We take the pot and a jar of goat milk out and settle into deck chairs. We chat about how we should position the bales; there are two pens, Trinity's and the main ewe pen, and since I don't want to keep buying separate hay for him, we try to figure out a way to set the bale up so that he can have access to it at the same time as the ewes. As we talk our neighborhood-resident eagle flies by, low enough that I can see his (her?) feet curled underneath him. Five minutes later one of the cranes circles just as low overhead. I can see its red crown, the places where feathers have dropped in molt from its wings. The crane soars in a wide oval above us, coasting; it drifts back down to the horse pens, then beats its wings to regain altitude and soar over us again. It makes a third pass, circling the opposite direction this time. It hangs its legs in its own slipstream, ruddering right, threading adroitly between a spruce-top and the crown of a birch tree. The spruce top passes just under its right wing, but the crane tips neither wing nor leg against its reaching branches and executes a neat turn around it, figure-eighting a glide back into the horse pens to rejoin the other cranes.

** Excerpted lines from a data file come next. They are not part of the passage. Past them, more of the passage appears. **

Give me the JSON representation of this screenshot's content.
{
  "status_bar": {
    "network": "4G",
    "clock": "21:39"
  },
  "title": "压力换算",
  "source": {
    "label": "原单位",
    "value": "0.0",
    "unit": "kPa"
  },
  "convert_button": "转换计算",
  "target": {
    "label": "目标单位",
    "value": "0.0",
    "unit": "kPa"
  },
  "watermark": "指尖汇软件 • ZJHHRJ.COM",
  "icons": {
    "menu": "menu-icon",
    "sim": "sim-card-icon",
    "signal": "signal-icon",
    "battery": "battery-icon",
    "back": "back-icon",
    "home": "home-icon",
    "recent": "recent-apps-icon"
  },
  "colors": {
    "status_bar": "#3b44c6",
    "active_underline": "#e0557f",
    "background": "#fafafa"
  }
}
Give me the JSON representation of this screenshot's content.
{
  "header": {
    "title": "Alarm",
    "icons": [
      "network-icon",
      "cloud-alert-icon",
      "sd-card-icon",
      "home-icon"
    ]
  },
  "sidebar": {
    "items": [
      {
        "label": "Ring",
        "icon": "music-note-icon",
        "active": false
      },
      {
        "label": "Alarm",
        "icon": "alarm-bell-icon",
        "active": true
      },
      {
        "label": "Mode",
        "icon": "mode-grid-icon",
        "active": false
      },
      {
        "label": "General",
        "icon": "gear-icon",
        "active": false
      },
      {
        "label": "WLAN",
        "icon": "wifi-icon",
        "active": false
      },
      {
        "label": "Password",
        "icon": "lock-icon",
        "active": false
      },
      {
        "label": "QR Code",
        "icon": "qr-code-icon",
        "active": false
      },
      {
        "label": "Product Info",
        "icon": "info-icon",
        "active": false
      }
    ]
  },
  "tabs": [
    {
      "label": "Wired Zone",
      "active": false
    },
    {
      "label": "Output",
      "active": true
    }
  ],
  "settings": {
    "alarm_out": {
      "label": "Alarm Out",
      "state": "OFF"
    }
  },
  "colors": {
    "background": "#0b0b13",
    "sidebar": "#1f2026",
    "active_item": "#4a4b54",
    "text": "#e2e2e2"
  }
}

The cranes are allowed in the horse pens but not up on the lawn, because they like to kill and eat baby chickens. Unfortunately they tend to stick their long beaks through the chicken wire and grab the chicks by their heads and pull. Unable to get the entire chick back through the wire, they end up with just the head - and Wildwood ends up with a lot of decapitated baby chicks all dead in their pen. Kind of grim to come home to. This, not surprisingly, is Seriously Not Okay with Wildwood, so the dogs have been encouraged to run around and bark madly any time the cranes fly low over the lawn. They - and the cranes - have an understanding about this: In the horse pens, the cranes are welcome. On the lawn, near the chickens, they are not. This works well for the Wildwood crew - and evidently for the cranes, because they come back year after year, stalking elegantly around the horse pen, picking up stray bits of grain, hopping up and down, wings a-flutter, in their social displays. Flying overhead in pairs, crying their strange, compelling, warbling song to each other.
While the crane flies, we debate whether or not they're graceful on the wing. I think they are; Rae thinks they're not. It turns out that what I see as a peculiar grace strikes Rae more as just peculiar - and perhaps she's right. But I can't help it: When I see them, I think of grace.
For a while we talk of writing. Rae is herself a published author, and has plans for some books after the spring chores are lined out a little further. I talk about a work of fiction my agent has suggested I write, a story I started at her behest and in part from curiosity, but one which has caught my attention now. (And, sorry to say, distracted me from the blog and my other book. This is temporary, I assure you. And besides, I have no idea if this story is any good. It's in the hands of my proof-readers as we speak. They are tasked with telling me if it's crap or not: Not much point in continuing, if it it is.)
After the Wildwood Writer's Conference concludes, Rae fixes me with a stern look.
"I'm pretty sure that you left here last time without milk and eggs," she scolds me.
"Oops, sorry," I say, grinning. "Have to send me back for retraining."
"I should say," Rae agrees, gathering up the empty coffee pot and her cup. I take the milk and my own mug. I swap them for a dozen eggs and about one and a half quarts of fresh goat milk. Hmm. I'm not quite sure how being offered coffee has morphed into me taking home fresh eggs and milk, but there you are. It's a strange alchemy, but not an unusual one at Wildwood. I plan to randomly seed their kitchen with empty Ball canning jars and see what happens. It's not quite spontaneous generation; more like some kind of transformative magic involving benevolent elves.
So now I'm reawakening my blogging muscles, giving them a little stretch. After all, I have to limber up a little before I'll be ready to regale you with some of my less dignified visits to Wildwood of late.
We can't all be as self-possessed as the Hay Dude.